Two Harbors woman helps solve family mysteriesVickie Chupurdia of Two Harbors didn’t know what to expect over 30 years ago when she started asking questions about her family history. “I just found it interesting…all the stories that the great aunts and uncles and grandparents had to tell, I just was fascinated by it,” she said.
By: LaReesa Sandretsky, Lake County News Chronicle
Vickie Chupurdia of Two Harbors didn’t know what to expect over 30 years ago when she started asking questions about her family history.
“I just found it interesting…all the stories that the great aunts and uncles and grandparents had to tell, I just was fascinated by it,” she said.
Eventually, the pieces fell together. Chupurdia, a full-time software consultant, was born and grew up in Silver Bay; however, her roots in America go much deeper. When she started digging, she found out that four of her direct ancestors were soldiers in the American Revolutionary War, the war that led to America’s independence from Great Britain. A number of her relatives fought in the Civil War and one even died of starvation at Camp Sumter, one of the most deadly Confederate prisoner-of-war camps. Beyond that, she’s traced her family to Germany and Scotland on her mother’s side and Serbia on her father’s side.

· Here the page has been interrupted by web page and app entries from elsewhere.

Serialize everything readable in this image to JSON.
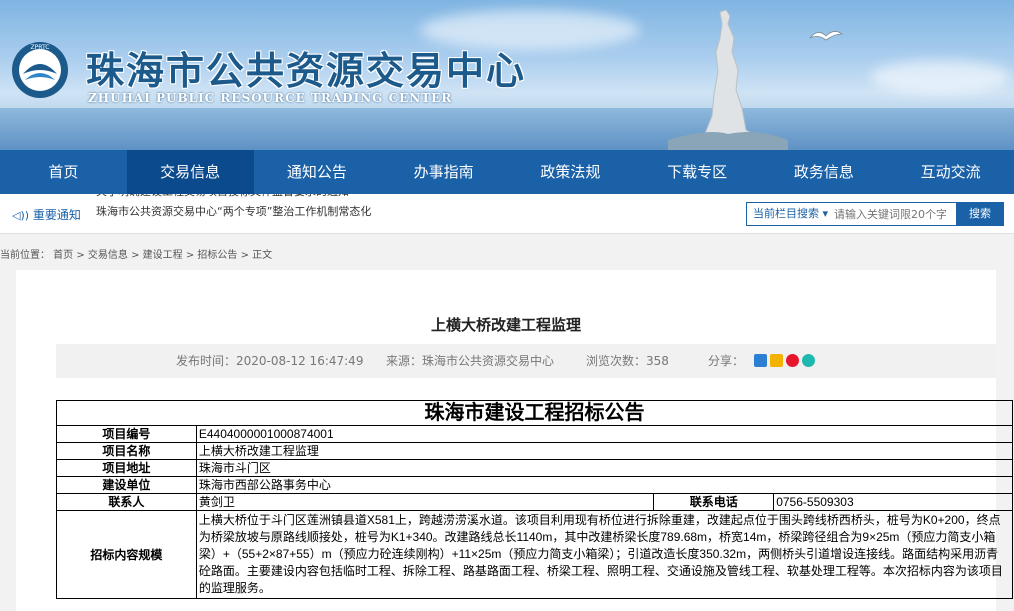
{
  "header": {
    "title": "珠海市公共资源交易中心",
    "subtitle": "ZHUHAI PUBLIC RESOURCE TRADING CENTER",
    "logo_text": "ZPRTC"
  },
  "nav": [
    {
      "label": "首页"
    },
    {
      "label": "交易信息"
    },
    {
      "label": "通知公告"
    },
    {
      "label": "办事指南"
    },
    {
      "label": "政策法规"
    },
    {
      "label": "下载专区"
    },
    {
      "label": "政务信息"
    },
    {
      "label": "互动交流"
    }
  ],
  "notice": {
    "label": "重要通知",
    "lines": [
      "关于明确建设工程交易项目投标文件监督要求的通知",
      "珠海市公共资源交易中心“两个专项”整治工作机制常态化"
    ]
  },
  "search": {
    "scope": "当前栏目搜索 ▾",
    "placeholder": "请输入关键词限20个字",
    "button": "搜索"
  },
  "breadcrumb": {
    "text": "当前位置： 首页 > 交易信息 > 建设工程 > 招标公告 > 正文"
  },
  "article": {
    "title": "上横大桥改建工程监理",
    "publish": "发布时间：2020-08-12 16:47:49",
    "source": "来源：珠海市公共资源交易中心",
    "views": "浏览次数：358",
    "share": "分享："
  },
  "table": {
    "caption": "珠海市建设工程招标公告",
    "rows": {
      "code_label": "项目编号",
      "code_value": "E4404000001000874001",
      "name_label": "项目名称",
      "name_value": "上横大桥改建工程监理",
      "addr_label": "项目地址",
      "addr_value": "珠海市斗门区",
      "owner_label": "建设单位",
      "owner_value": "珠海市西部公路事务中心",
      "contact_label": "联系人",
      "contact_value": "黄剑卫",
      "phone_label": "联系电话",
      "phone_value": "0756-5509303",
      "scope_label": "招标内容规模",
      "scope_value": "上横大桥位于斗门区莲洲镇县道X581上，跨越涝涝溪水道。该项目利用现有桥位进行拆除重建，改建起点位于围头跨线桥西桥头，桩号为K0+200，终点为桥梁放坡与原路线顺接处，桩号为K1+340。改建路线总长1140m，其中改建桥梁长度789.68m，桥宽14m，桥梁跨径组合为9×25m（预应力简支小箱梁）+（55+2×87+55）m（预应力砼连续刚构）+11×25m（预应力简支小箱梁）；引道改造长度350.32m，两侧桥头引道增设连接线。路面结构采用沥青砼路面。主要建设内容包括临时工程、拆除工程、路基路面工程、桥梁工程、照明工程、交通设施及管线工程、软基处理工程等。本次招标内容为该项目的监理服务。"
    }
  },
  "colors": {
    "nav": "#1a61a8",
    "nav_active": "#0b4a8d",
    "title": "#1d5a8c"
  }
}
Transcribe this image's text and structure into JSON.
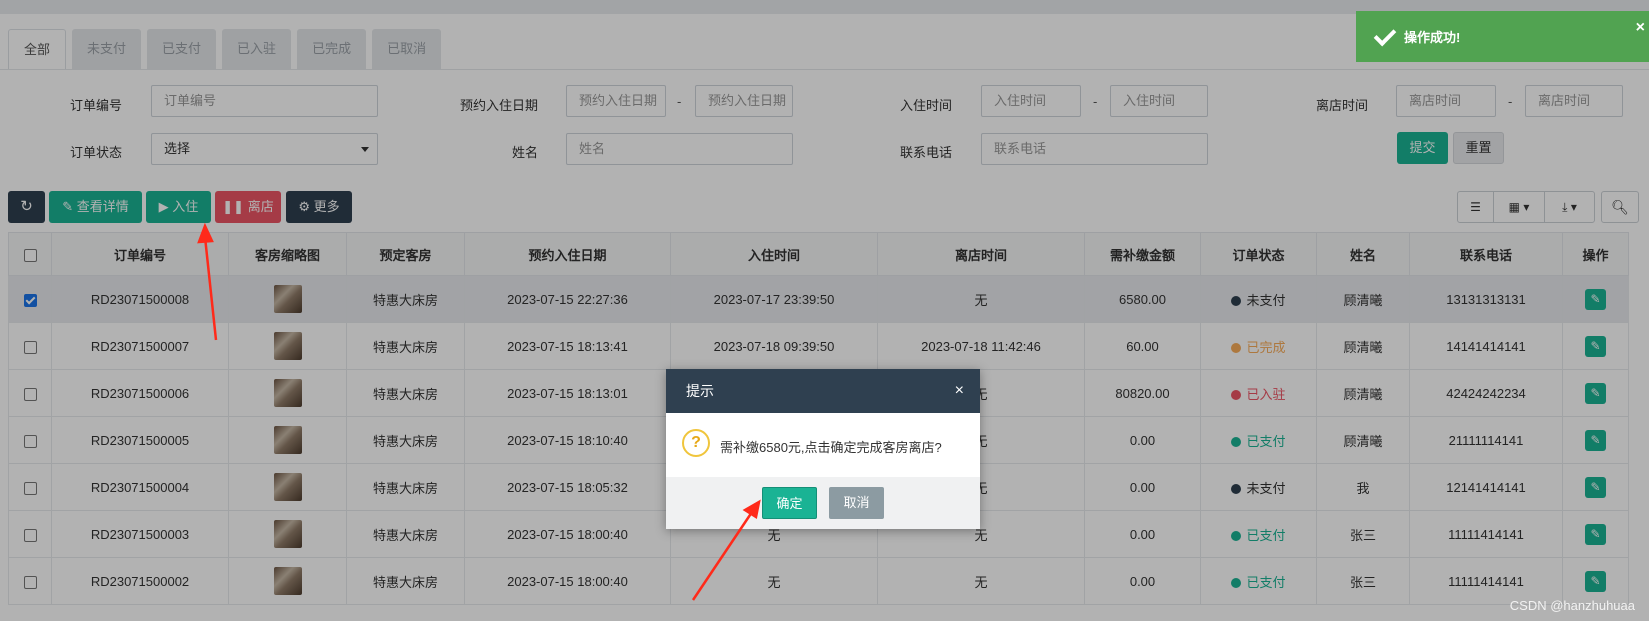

In Chupurdia’s years of research, she learned a lot of useful skills, like how to access census records and how to ask surviving relatives about family history. Eventually she realized her knowledge could be useful to others. Her cousin Linda Foster benefitted from Chupurdia’s research—partially because they have some history in common, but she said Chupurdia’s tips have helped her learn even more about her ancestry.
“Vickie’s been an immense help,” Foster said. Chupurdia helped her identify the folks in family pictures and fill in some gaps in her history. With Chupurdia’s assistance, Foster found that she is a distant relative of Patrick Henry, the Virginia governor famous for his “Give me liberty or give me death” speech in the late 1700s.
“It’s like a mystery novel where you’re the detective,” Foster said.
Now, Chupurdia has gathered her knowledge into an e-book to help do-it-yourself genealogists head in the right direction.
“When I started helping other people…I got so many questions. I thought I might as well put it in a book and make it available to everybody,” Chupurdia said.
The e-book, “Jumpstart Your Genealogy Research,” is available on www.amazon.com for $2.99. It was released just weeks ago, and already has eight 5-star ratings from satisfied customers. Chupurdia said it even spent a couple of days as the #1-ranked genealogy e-book in the Kindle Store (at press time, it’s #3).
“Read it. It’s a good book. She’s got a lot of great hints in there,” Foster said.
What is the most important piece of advice Chupurdia would give amateur family historians?
“Interview the elders now. You can always look up records, but your relatives are not going to be around forever. Don’t lose the chance to get their stories now,” she said.
Chupurdia can be reached through her website, www.vintagevickie.com or by e-mail at firstname.lastname@example.org. In addition to consulting on the family history projects of others, she has taught college-level genealogy courses and led family history workshops. She’s passionate about family history but also feels an obligation to preserve ancestral memories .
“To me, if we don’t record and share the stories they will be lost forever. I think it’s our responsibility to honor our ancestors and keep their stories alive,” Chupurdia said.